Return the lines below that contain the word "handle".
START Available records
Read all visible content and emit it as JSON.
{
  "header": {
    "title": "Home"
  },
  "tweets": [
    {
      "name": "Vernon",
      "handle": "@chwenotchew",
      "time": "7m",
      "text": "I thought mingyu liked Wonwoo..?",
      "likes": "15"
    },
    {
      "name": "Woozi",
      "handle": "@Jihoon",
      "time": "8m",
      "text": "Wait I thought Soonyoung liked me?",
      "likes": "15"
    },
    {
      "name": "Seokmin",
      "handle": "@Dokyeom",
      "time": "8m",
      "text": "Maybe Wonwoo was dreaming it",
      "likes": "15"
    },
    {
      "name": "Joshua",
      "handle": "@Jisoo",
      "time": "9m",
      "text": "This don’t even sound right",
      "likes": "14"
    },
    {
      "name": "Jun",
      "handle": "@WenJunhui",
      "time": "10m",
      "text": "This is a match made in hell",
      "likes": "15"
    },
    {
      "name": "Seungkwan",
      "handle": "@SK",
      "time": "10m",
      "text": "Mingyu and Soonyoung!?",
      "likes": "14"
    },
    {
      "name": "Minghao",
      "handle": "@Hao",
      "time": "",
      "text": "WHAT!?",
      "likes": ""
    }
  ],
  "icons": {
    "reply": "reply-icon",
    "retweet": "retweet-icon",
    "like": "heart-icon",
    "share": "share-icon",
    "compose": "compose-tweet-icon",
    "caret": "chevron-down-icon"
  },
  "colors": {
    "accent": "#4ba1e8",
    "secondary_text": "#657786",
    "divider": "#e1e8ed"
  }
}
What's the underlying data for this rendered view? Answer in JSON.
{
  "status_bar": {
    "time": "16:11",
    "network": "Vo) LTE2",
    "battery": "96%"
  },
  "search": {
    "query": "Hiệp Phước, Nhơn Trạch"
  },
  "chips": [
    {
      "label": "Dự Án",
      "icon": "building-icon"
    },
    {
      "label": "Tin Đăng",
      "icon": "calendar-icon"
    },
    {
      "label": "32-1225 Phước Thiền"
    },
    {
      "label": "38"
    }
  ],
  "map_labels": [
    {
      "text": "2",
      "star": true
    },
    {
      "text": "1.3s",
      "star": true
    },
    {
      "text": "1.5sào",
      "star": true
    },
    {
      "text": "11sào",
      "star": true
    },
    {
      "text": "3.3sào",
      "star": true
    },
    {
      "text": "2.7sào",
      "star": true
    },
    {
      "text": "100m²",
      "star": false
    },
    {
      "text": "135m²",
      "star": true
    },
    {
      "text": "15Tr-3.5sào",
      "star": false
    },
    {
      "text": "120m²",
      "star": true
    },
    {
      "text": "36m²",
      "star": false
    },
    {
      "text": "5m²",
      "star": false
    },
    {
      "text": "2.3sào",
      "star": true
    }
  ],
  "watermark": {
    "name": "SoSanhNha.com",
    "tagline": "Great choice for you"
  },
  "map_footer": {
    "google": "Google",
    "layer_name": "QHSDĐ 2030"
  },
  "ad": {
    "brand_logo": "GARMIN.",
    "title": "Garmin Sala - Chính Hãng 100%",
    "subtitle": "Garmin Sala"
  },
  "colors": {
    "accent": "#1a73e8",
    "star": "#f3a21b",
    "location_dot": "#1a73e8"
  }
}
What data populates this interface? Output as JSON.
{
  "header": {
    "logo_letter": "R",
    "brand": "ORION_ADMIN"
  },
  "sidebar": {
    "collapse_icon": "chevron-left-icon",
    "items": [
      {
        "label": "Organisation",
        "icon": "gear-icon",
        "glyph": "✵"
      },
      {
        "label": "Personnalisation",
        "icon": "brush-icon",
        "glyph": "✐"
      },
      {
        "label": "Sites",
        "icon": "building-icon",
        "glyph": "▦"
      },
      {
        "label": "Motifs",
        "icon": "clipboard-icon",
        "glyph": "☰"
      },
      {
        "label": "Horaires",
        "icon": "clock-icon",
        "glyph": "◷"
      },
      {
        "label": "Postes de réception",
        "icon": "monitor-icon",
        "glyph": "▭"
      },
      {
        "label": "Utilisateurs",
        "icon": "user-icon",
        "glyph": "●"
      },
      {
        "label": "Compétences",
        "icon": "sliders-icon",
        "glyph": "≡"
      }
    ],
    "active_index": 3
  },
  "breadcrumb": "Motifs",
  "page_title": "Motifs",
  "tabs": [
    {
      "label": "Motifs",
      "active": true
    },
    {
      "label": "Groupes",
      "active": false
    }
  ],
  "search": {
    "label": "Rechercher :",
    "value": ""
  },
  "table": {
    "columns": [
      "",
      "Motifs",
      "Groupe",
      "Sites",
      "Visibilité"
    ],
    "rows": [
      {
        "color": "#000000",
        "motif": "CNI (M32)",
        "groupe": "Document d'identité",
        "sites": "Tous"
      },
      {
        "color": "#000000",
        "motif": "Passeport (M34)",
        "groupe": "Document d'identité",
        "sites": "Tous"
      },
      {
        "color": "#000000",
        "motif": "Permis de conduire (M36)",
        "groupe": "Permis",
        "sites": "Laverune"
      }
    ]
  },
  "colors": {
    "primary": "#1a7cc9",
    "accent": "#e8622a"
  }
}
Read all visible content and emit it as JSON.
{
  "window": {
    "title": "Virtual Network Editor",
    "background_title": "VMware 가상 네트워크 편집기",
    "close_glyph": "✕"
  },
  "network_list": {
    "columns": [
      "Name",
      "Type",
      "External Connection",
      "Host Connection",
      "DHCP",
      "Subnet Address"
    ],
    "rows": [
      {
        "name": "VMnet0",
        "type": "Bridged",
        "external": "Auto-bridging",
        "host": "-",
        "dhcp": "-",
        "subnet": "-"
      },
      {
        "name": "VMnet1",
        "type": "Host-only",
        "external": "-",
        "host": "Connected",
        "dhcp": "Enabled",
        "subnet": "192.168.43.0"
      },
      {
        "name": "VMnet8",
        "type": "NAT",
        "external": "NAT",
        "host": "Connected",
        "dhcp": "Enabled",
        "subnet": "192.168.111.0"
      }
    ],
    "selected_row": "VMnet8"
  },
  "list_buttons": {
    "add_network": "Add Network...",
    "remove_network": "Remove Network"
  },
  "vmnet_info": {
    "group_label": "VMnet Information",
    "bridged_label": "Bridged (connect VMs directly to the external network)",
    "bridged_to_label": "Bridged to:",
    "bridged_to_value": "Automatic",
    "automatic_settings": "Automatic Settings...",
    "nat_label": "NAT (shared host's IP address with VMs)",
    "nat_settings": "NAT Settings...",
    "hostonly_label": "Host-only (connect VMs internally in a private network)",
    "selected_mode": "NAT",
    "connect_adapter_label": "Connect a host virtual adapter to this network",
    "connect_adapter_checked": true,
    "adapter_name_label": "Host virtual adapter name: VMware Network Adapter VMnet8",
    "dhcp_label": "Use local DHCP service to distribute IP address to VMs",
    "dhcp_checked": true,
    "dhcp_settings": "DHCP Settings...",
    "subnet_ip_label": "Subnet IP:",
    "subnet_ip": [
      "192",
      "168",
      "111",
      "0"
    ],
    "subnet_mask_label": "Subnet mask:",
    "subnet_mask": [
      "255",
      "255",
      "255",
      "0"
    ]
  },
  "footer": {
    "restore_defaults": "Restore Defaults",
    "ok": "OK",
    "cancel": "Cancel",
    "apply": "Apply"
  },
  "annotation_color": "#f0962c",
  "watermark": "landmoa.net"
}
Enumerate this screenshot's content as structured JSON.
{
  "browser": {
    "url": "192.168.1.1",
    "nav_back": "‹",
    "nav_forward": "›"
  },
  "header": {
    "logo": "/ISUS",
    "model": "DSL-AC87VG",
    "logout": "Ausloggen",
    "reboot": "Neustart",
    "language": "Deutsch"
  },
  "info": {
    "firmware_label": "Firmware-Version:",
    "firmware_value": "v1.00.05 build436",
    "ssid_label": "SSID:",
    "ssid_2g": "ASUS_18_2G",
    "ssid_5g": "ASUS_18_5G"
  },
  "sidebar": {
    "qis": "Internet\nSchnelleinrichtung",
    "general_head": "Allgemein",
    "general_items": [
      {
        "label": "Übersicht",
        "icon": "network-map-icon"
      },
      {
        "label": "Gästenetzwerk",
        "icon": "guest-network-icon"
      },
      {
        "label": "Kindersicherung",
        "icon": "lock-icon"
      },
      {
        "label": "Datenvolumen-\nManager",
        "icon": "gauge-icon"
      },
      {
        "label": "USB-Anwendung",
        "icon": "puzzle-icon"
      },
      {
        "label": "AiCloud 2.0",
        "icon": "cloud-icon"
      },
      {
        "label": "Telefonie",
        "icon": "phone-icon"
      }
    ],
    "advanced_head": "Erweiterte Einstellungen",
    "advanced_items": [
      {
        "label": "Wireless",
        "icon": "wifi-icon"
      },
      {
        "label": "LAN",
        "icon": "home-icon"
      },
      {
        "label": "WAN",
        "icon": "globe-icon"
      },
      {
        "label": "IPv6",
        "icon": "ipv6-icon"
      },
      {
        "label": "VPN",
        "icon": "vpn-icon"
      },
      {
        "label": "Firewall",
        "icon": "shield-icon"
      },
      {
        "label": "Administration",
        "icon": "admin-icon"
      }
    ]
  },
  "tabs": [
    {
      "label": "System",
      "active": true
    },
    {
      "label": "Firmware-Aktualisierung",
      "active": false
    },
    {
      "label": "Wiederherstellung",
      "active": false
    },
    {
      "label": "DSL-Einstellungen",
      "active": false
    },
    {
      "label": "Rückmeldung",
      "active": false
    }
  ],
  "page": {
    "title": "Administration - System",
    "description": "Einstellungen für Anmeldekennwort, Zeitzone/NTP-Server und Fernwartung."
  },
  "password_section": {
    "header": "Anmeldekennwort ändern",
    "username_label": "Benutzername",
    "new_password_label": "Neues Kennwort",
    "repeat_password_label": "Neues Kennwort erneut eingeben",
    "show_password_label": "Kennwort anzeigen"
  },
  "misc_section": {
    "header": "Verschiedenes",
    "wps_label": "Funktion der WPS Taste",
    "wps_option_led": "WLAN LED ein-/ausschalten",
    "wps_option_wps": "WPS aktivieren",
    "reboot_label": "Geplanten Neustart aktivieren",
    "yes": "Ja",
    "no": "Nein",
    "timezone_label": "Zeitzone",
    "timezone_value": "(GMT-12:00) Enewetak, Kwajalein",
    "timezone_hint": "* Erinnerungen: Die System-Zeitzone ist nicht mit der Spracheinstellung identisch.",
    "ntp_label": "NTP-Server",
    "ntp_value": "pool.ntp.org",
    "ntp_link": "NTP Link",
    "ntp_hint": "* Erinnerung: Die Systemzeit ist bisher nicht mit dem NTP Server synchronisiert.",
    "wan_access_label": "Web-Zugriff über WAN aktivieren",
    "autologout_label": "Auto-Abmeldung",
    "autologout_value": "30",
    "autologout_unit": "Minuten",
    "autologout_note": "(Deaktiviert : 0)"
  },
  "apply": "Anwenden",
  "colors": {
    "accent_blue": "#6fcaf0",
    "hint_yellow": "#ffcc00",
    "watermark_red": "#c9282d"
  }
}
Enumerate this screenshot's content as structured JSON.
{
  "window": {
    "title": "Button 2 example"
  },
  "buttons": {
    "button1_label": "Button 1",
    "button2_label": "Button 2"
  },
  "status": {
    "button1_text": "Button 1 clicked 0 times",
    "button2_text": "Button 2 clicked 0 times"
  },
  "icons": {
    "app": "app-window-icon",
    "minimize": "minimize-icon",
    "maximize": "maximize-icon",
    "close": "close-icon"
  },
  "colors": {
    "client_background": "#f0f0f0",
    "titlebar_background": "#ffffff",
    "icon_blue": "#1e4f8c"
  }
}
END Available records
• **Your solution**:
      "handle": "@chwenotchew",
      "handle": "@Jihoon",
      "handle": "@Dokyeom",
      "handle": "@Jisoo",
      "handle": "@WenJunhui",
      "handle": "@SK",
      "handle": "@Hao",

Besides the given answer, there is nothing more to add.